In these times of heightened security, boardings of recreational vessels by the USCG will increase and will be primarily random in nature. Boarding will definitely be more likely if the recreational vessel is suspicious in any way.

FLY YOUR CLUB BURGEE. This will help identify you and may reduce your exposure to being boarded.

If a recreational boat is affiliated with a yacht club, then the Coast Guard will most likely determine that the boat is not worth boarding unless the boat is in restricted waters or is otherwise behaving suspiciously.

From the San Francisco Chronicle, 9/30/01:

“Boaters along the coasts are being … asked to fly colors if they belong to a yachting club, as a signal that they are a legitimate part of the seafaring community.”


Because of recent events, there will be heightened security in and around San Francisco Bay and Delta. The following guidelines are designed to help you avoid being part of a security situation.

1) NAVAL VESSEL PROTECTION ZONE: Following the recent terrorist attacks in New York and Washington, D.C., U.S. Coast Guard Pacific Area is establishing Naval Vessel Protection Zones effective from Sept. 14, 2001, to June 15, 2002. The zones will provide for the regulation of vessel traffic in the vicinity of U.S. naval vessels in the navigable waters of the United States.

a)    OPERATE AT MINIMUM SPEED: All vessels within 500 yards of a U.S. naval vessel must operate at the minimum speed necessary to maintain a safe course and proceed as directed by the official patrol.

b)    NOT ALLOWED WITHIN 100 YARDS: Recreational and commercial vessels are not allowed within 100 yards of a U.S. naval vessel, unless authorized by the official patrol.
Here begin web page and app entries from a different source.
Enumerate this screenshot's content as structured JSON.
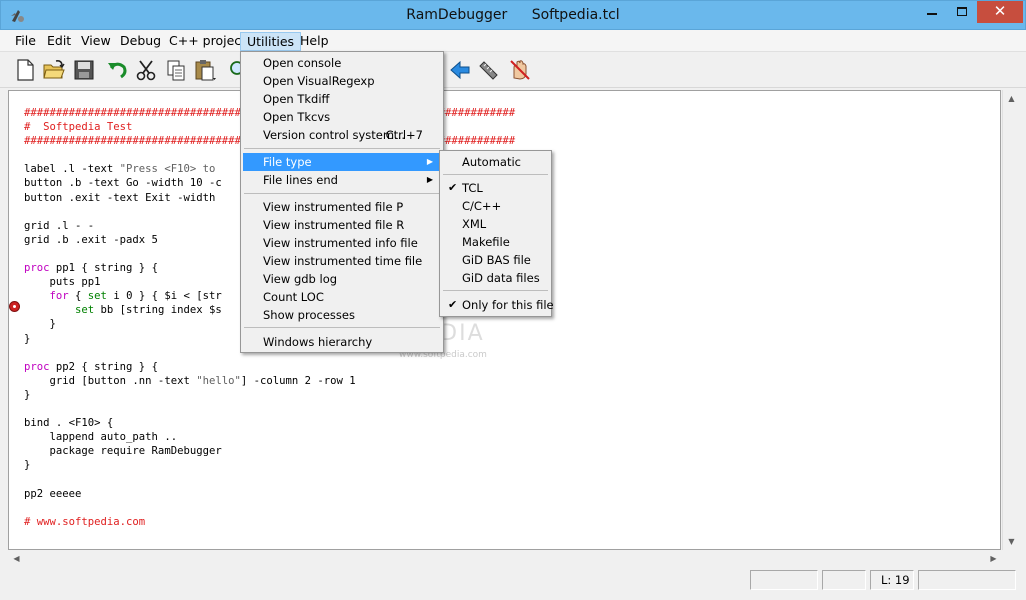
{
  "window": {
    "app_name": "RamDebugger",
    "file_name": "Softpedia.tcl",
    "close_glyph": "✕"
  },
  "menubar": {
    "items": [
      "File",
      "Edit",
      "View",
      "Debug",
      "C++ project",
      "Utilities",
      "Help"
    ],
    "active": "Utilities"
  },
  "toolbar": {
    "icons": [
      "new-file-icon",
      "open-folder-icon",
      "save-icon",
      "undo-icon",
      "cut-icon",
      "copy-icon",
      "paste-icon",
      "search-icon",
      "back-arrow-icon",
      "ruler-icon",
      "clear-breakpoints-icon"
    ]
  },
  "utilities_menu": {
    "items": [
      {
        "label": "Open console"
      },
      {
        "label": "Open VisualRegexp"
      },
      {
        "label": "Open Tkdiff"
      },
      {
        "label": "Open Tkcvs"
      },
      {
        "label": "Version control system...",
        "shortcut": "Ctrl+7"
      },
      {
        "label": "File type"
      },
      {
        "label": "File lines end"
      },
      {
        "label": "View instrumented file P"
      },
      {
        "label": "View instrumented file R"
      },
      {
        "label": "View instrumented info file"
      },
      {
        "label": "View instrumented time file"
      },
      {
        "label": "View gdb log"
      },
      {
        "label": "Count LOC"
      },
      {
        "label": "Show processes"
      },
      {
        "label": "Windows hierarchy"
      }
    ]
  },
  "file_type_menu": {
    "items": [
      {
        "label": "Automatic",
        "checked": false
      },
      {
        "label": "TCL",
        "checked": true
      },
      {
        "label": "C/C++",
        "checked": false
      },
      {
        "label": "XML",
        "checked": false
      },
      {
        "label": "Makefile",
        "checked": false
      },
      {
        "label": "GiD BAS file",
        "checked": false
      },
      {
        "label": "GiD data files",
        "checked": false
      },
      {
        "label": "Only for this file",
        "checked": true
      }
    ],
    "check_glyph": "✔",
    "arrow_glyph": "▶"
  },
  "code": {
    "lines": {
      "l1": "#############################################################################",
      "l2": "#  Softpedia Test",
      "l3": "#############################################################################",
      "l5a": "label .l -text ",
      "l5b": "\"Press <F10> to",
      "l6": "button .b -text Go -width 10 -c",
      "l7": "button .exit -text Exit -width",
      "l9": "grid .l - -",
      "l10": "grid .b .exit -padx 5",
      "l12a": "proc",
      "l12b": " pp1 { string } {",
      "l13": "    puts pp1",
      "l14a": "    ",
      "l14b": "for",
      "l14c": " { ",
      "l14d": "set",
      "l14e": " i 0 } { $i < [str",
      "l15a": "        ",
      "l15b": "set",
      "l15c": " bb [string index $s",
      "l16": "    }",
      "l17": "}",
      "l19a": "proc",
      "l19b": " pp2 { string } {",
      "l20a": "    grid [button .nn -text ",
      "l20b": "\"hello\"",
      "l20c": "] -column 2 -row 1",
      "l21": "}",
      "l23": "bind . <F10> {",
      "l24": "    lappend auto_path ..",
      "l25": "    package require RamDebugger",
      "l26": "}",
      "l28": "pp2 eeeee",
      "l30": "# www.softpedia.com"
    }
  },
  "watermark": {
    "text": "SOFTPEDIA",
    "url": "www.softpedia.com"
  },
  "statusbar": {
    "field1": "",
    "field2": "",
    "line_indicator": "L: 19",
    "field4": ""
  }
}
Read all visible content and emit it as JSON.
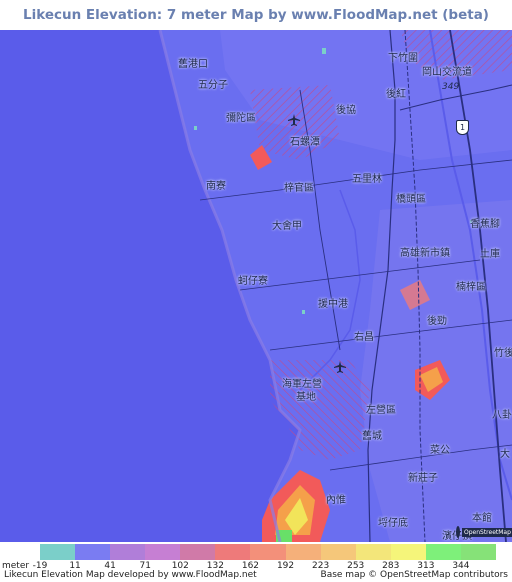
{
  "title": "Likecun Elevation: 7 meter Map by www.FloodMap.net (beta)",
  "map": {
    "places": [
      {
        "id": "xiazhuyuan",
        "label": "下竹圍"
      },
      {
        "id": "jiugangkou",
        "label": "舊港口"
      },
      {
        "id": "wufenzi",
        "label": "五分子"
      },
      {
        "id": "houxie",
        "label": "後協"
      },
      {
        "id": "houhong",
        "label": "後紅"
      },
      {
        "id": "mituo",
        "label": "彌陀區"
      },
      {
        "id": "shiluotan",
        "label": "石螺潭"
      },
      {
        "id": "nanliao",
        "label": "南寮"
      },
      {
        "id": "ziguan",
        "label": "梓官區"
      },
      {
        "id": "wulilin",
        "label": "五里林"
      },
      {
        "id": "qiaotou",
        "label": "橋頭區"
      },
      {
        "id": "dashejia",
        "label": "大舍甲"
      },
      {
        "id": "xiangjiaojiao",
        "label": "香蕉腳"
      },
      {
        "id": "gaoxiong_newtown",
        "label": "高雄新市鎮"
      },
      {
        "id": "tuku",
        "label": "土庫"
      },
      {
        "id": "dianzailiao",
        "label": "蚵仔寮"
      },
      {
        "id": "nanzi",
        "label": "楠梓區"
      },
      {
        "id": "yuanzhonggang",
        "label": "援中港"
      },
      {
        "id": "houjin",
        "label": "後勁"
      },
      {
        "id": "youchang",
        "label": "右昌"
      },
      {
        "id": "zhuhou",
        "label": "竹後"
      },
      {
        "id": "navy_base_1",
        "label": "海軍左營"
      },
      {
        "id": "navy_base_2",
        "label": "基地"
      },
      {
        "id": "zuoying",
        "label": "左營區"
      },
      {
        "id": "bagua",
        "label": "八卦"
      },
      {
        "id": "jiucheng",
        "label": "舊城"
      },
      {
        "id": "caigong",
        "label": "菜公"
      },
      {
        "id": "da",
        "label": "大"
      },
      {
        "id": "xinzhuangzi",
        "label": "新莊子"
      },
      {
        "id": "neiwei",
        "label": "內惟"
      },
      {
        "id": "benguan",
        "label": "本館"
      },
      {
        "id": "kezaidi",
        "label": "埒仔底"
      },
      {
        "id": "binzaiding",
        "label": "濱仔頂"
      },
      {
        "id": "gangshan_interchange",
        "label": "岡山交流道"
      }
    ],
    "road_labels": [
      {
        "id": "road_349",
        "label": "349"
      }
    ],
    "shields": [
      {
        "id": "freeway_1",
        "label": "1"
      }
    ],
    "colors": {
      "sea": "#5a5cea",
      "lowland": "#6a6ef0",
      "low_mid": "#8a7ee6",
      "hatch": "#c24a8a",
      "hill_red": "#f25a5a",
      "hill_orange": "#f5a04a",
      "hill_yellow": "#f2e45a",
      "hill_green": "#68e068"
    }
  },
  "legend": {
    "unit_label": "meter",
    "values": [
      "-19",
      "11",
      "41",
      "71",
      "102",
      "132",
      "162",
      "192",
      "223",
      "253",
      "283",
      "313",
      "344"
    ],
    "colors": [
      "#7bcfc9",
      "#7a7cf2",
      "#b07ed9",
      "#c67fd3",
      "#d07aa8",
      "#ee7a7a",
      "#f3907a",
      "#f5b07a",
      "#f5c77a",
      "#f3e67a",
      "#f5f57a",
      "#7ef07a",
      "#86e278"
    ]
  },
  "footer": {
    "left": "Likecun Elevation Map developed by www.FloodMap.net",
    "right": "Base map © OpenStreetMap contributors"
  },
  "attribution_logo": {
    "icon": "openstreetmap-logo-icon",
    "label": "OpenStreetMap"
  }
}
c)    PUNISHMENT FOR VIOLATING: Mariners who violate a Naval Vessel Protection Zone are subject to arrest, prosecution, and if convicted, imprisonment for up to six years and a fine of up to $250,000.


a)    OBEY RULE 9. Be sure you stay well clear of any large vessel whose movement is restricted by its size. Keep at least 500 yards (1/4 mile) from any commercial vessel. This is extremely important in crossing situations.

b)    NARROW CHANNELS: In narrow channels, keep as far to the side as possible when approaching or being approached by a commercial vessel. Do not make any abrupt course changes or other maneuvers that may concern the ship’s pilot.

c)    ANCHORED VESSELS:  Maintain a 500-yard distance from any commercial vessel at anchor or on- or off-loading cargo.

d)  DO NOT ANCHOR IN CHANNEL: Avoid anchoring in or near shipping channels. Vessels anchored in these areas are more likely to be boarded by the Coast Guard or other law enforcement agencies.


a)    KEEP WELL CLEAR OF SENSITIVE AREAS. These include, but are not restricted to bridge towers, refinery docks, anchored vessels, and military installations such as Port Chicago. If you have any doubts about a particular spot being regarded as sensitive, assume that it is.

b)    AIRPORTS AND RUNWAYS. Keep a minimum of a ONE-MILE DISTANCE away from these areas. Violators are subject to arrest and up to a $5,000 fine.

c)    FLY YOUR CLUB BURGEE. This will help identify you and may reduce your exposure to being boarded.